Carbon storage and GHG fluxes in ecosystems of the eastern U.S.

June 25, 2014
Washington, D.C.


The third USGS biological carbon assessment report has been released. In response to and since the 2007 Energy Independence and Security Act, these Congressional mandated national assessments by USGS  previously produced the first report on the Great Plains, released in 2011 and the second report on the Western United States released in 2012.  Reports on Alaska and Hawaii are expected to be completed in 2015. 

In the recently released third report, '...Forests accounted for more than 80 percent of the estimated carbon sequestered in the East annually, confirming the critical role of forests highlighted in the Administration’s climate action initiative....

...The assessment shows that the Eastern US region stores more carbon than all of the rest of the lower 48 states combined even though it has fewer than 40 percent of the land base....

...Under some scenarios, USGS scientists found that the rate of sequestration for the lower 48 states is projected to decline by more than 25 percent by 2050, due to disturbances such as wildfires, urban development and increased demand for timber products....'

As called for in the President’s Climate Action Plan, USGS also released 'LandCarbon', a new web tool demonstrating land and water carbon storage and change in ecosystems between 2005 and 2050 in the lower 48 states.  

See for more details.

Find the report here. Find the new web tool here. 

Report Citation: Zhu, Zhiliang, and Reed, Bradley, eds., 2014, Baseline and projected future carbon storage and greenhouse-gas fluxes in ecosystems of the eastern United States: U.S. Geological Survey Professional Paper 1804, 204 p.,

ISSN 1044–9612 (print)

ISSN 2330–7102 (online)

ISBN 978-1-4113-3794-7

ISBN 978-1-4113-3794-7

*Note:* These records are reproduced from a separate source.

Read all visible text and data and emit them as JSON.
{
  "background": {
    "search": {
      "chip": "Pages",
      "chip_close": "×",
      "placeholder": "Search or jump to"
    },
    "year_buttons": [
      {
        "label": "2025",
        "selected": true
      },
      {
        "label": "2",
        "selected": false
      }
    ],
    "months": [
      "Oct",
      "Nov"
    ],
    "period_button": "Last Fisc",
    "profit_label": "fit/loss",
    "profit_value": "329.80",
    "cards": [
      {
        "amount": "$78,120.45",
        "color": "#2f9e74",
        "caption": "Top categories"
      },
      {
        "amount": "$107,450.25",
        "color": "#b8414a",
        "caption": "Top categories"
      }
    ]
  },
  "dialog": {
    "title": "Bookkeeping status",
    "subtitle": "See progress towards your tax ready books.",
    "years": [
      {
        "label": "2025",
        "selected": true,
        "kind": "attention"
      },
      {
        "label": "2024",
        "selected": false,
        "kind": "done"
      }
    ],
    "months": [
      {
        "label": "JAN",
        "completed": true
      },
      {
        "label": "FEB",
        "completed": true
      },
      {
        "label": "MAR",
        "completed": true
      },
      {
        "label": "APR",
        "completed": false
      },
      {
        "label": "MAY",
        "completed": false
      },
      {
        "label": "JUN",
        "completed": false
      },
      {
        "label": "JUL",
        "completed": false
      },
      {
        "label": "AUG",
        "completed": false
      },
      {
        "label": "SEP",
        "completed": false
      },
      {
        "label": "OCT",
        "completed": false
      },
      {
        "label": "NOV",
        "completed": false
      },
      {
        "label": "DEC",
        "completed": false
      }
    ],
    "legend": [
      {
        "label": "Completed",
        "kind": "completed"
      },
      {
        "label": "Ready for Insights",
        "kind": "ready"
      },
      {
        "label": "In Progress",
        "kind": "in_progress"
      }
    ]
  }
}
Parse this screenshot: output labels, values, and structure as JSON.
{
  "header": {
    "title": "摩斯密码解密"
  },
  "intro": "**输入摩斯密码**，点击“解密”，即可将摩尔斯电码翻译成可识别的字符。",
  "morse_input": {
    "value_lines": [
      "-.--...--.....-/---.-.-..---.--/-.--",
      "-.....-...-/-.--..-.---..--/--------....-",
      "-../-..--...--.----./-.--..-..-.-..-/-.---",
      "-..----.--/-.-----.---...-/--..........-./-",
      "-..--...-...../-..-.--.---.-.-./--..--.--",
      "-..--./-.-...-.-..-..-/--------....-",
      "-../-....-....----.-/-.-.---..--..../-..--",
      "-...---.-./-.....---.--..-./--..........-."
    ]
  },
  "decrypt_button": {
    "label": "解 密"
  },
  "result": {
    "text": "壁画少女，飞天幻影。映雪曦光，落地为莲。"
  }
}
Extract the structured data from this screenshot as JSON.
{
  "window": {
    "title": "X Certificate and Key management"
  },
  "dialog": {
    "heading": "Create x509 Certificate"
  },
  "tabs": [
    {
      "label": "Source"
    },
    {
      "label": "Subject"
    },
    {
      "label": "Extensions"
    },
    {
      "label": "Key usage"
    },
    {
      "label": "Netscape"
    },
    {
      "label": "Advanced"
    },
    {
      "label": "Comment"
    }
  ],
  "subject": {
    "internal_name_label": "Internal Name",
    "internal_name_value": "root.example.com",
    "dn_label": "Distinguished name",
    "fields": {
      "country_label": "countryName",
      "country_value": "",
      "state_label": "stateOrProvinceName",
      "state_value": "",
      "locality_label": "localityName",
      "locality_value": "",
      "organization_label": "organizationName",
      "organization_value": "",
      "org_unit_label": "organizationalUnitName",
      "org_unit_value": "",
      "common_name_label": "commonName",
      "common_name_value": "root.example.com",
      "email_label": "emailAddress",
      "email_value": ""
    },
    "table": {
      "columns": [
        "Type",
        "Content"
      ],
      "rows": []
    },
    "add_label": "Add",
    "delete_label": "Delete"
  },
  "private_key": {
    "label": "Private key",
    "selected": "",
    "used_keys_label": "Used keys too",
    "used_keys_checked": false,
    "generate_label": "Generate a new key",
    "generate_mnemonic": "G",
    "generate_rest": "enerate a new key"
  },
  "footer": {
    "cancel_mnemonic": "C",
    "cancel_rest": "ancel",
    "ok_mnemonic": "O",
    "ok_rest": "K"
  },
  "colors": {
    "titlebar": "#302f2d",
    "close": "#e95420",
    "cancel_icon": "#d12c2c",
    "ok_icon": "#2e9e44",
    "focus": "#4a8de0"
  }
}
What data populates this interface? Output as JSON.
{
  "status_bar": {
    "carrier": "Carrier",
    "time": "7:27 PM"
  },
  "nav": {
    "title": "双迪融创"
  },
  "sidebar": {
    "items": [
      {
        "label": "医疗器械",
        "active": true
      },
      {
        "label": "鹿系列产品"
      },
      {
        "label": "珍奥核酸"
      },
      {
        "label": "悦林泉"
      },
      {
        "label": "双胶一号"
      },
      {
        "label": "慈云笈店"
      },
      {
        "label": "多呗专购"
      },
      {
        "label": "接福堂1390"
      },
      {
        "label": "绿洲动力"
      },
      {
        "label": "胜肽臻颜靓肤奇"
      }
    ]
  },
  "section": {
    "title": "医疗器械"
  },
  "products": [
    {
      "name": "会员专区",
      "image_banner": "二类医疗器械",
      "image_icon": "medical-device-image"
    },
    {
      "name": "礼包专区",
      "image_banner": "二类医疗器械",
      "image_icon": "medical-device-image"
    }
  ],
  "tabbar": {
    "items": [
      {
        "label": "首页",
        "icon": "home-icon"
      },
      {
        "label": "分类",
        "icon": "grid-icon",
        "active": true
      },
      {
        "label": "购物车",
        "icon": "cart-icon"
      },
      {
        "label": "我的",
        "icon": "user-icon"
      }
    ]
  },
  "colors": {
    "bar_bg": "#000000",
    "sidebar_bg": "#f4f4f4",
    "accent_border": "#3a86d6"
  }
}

Both Drs. Zhiliang Zhu and Brad Reed from USGS are CCIWG members. 

Report Abstract

This assessment was conducted to fulfill the requirements of section 712 of the Energy Independence and Security Act of 2007 and to conduct a comprehensive national assessment of storage and flux (flow) of carbon and the fluxes of other greenhouse gases in ecosystems of the Eastern United States. These carbon and greenhouse gas variables were examined for major terrestrial ecosystems (forests, grasslands/shrublands, agricultural lands, and wetlands) and aquatic ecosystems (rivers, streams, lakes, estuaries, and coastal waters) in the Eastern United States in two time periods: baseline (from 2001 through 2005) and future (projections from the end of the baseline through 2050). The Great Lakes were not included in this assessment due to a lack of input data. The assessment was based on measured and observed data collected by the U.S. Geological Survey and many other agencies and organizations and used remote sensing, statistical methods, and simulation models.